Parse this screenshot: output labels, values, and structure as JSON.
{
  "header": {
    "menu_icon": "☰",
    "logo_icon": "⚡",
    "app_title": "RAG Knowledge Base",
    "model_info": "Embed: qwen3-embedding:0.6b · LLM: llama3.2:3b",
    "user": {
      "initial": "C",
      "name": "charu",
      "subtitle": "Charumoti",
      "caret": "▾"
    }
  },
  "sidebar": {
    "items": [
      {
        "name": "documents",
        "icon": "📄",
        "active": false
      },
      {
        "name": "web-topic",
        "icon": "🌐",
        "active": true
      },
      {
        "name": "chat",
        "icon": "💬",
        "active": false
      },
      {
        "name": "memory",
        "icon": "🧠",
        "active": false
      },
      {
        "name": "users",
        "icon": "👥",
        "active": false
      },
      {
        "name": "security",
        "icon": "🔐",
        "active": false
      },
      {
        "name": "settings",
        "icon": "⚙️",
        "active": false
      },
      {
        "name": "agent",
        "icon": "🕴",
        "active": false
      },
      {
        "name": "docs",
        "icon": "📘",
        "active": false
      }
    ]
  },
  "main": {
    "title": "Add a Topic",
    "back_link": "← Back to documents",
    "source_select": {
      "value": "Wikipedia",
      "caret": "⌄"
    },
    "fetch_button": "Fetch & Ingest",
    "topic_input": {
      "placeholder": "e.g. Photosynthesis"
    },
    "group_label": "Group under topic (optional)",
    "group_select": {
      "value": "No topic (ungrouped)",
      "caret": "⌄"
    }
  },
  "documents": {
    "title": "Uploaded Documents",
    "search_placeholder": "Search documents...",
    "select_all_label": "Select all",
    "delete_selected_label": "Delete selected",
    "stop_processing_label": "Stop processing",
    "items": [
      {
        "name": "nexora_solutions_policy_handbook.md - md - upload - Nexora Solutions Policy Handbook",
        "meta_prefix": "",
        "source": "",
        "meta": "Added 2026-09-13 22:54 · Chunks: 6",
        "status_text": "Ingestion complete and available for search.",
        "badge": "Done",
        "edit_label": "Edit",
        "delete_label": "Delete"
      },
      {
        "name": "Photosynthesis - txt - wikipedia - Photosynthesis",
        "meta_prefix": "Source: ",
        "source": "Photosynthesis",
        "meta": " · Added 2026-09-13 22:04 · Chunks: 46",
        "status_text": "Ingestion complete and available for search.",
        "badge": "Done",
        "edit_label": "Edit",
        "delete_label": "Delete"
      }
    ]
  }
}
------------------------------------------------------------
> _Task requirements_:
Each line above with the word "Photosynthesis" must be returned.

> _Expected answer_:
      "placeholder": "e.g. Photosynthesis"
        "name": "Photosynthesis - txt - wikipedia - Photosynthesis",
        "source": "Photosynthesis",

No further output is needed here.